→ EXERCISE:
Answer with the number of lines in the records that contain "JSON" and with nothing else.

+++ INPUT DATA +++

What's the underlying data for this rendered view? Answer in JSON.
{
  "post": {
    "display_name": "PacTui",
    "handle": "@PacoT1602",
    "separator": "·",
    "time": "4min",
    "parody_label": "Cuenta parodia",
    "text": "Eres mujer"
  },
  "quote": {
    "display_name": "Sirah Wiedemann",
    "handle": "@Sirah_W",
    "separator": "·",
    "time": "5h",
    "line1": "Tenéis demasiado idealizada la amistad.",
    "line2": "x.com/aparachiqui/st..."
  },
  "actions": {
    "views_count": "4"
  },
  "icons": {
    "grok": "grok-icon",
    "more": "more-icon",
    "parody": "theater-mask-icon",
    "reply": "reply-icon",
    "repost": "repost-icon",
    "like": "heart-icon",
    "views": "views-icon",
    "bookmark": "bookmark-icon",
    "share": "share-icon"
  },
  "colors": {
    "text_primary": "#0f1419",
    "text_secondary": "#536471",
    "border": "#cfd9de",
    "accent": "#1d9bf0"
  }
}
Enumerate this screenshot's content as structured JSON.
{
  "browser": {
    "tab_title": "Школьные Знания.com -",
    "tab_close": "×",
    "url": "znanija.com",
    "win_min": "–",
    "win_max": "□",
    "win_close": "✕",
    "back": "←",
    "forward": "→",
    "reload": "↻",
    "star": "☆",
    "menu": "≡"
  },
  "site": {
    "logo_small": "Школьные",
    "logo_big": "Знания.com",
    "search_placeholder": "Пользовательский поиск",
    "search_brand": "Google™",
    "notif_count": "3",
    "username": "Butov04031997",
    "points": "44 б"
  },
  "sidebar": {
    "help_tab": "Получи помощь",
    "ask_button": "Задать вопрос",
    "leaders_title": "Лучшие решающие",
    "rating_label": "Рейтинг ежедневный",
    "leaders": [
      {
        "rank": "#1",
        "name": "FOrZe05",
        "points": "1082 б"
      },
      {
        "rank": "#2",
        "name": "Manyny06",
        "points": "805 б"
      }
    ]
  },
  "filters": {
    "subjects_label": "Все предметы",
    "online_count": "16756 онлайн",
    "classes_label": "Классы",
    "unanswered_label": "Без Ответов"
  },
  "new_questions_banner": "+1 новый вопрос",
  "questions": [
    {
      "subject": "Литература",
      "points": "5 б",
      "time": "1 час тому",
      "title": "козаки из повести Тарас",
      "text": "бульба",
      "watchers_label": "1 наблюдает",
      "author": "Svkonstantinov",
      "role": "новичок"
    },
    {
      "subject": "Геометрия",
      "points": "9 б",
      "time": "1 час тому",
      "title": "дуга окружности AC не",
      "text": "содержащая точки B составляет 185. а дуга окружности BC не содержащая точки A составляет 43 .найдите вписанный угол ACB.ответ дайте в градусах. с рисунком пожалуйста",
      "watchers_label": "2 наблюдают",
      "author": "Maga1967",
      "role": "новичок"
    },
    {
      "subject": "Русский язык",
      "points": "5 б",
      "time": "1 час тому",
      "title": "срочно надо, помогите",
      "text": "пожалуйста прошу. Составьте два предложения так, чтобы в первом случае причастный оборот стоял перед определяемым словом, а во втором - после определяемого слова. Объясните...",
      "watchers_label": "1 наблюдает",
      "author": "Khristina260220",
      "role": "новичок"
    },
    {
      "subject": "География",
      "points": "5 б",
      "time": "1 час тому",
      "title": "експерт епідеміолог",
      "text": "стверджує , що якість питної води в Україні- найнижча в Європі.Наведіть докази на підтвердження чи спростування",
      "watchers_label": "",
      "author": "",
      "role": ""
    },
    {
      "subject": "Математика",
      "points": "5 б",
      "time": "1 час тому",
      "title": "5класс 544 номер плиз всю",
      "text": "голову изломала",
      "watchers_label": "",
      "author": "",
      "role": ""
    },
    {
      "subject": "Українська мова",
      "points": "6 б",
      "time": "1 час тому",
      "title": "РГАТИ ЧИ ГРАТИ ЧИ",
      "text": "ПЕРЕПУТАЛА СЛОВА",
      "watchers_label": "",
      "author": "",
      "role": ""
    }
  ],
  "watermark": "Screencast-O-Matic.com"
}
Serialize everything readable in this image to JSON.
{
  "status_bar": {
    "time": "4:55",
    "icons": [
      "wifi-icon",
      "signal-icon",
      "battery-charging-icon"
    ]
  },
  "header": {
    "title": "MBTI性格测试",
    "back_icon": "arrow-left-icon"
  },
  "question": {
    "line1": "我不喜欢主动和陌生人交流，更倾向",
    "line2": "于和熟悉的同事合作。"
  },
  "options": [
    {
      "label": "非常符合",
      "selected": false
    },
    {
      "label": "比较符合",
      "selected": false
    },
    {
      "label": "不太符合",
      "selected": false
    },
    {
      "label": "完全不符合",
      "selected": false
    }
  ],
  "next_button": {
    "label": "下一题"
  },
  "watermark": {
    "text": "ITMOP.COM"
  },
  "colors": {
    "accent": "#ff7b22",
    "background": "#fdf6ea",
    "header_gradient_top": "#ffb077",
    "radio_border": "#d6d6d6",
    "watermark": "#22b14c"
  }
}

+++

→ RESULT FOR THIS TASK:
3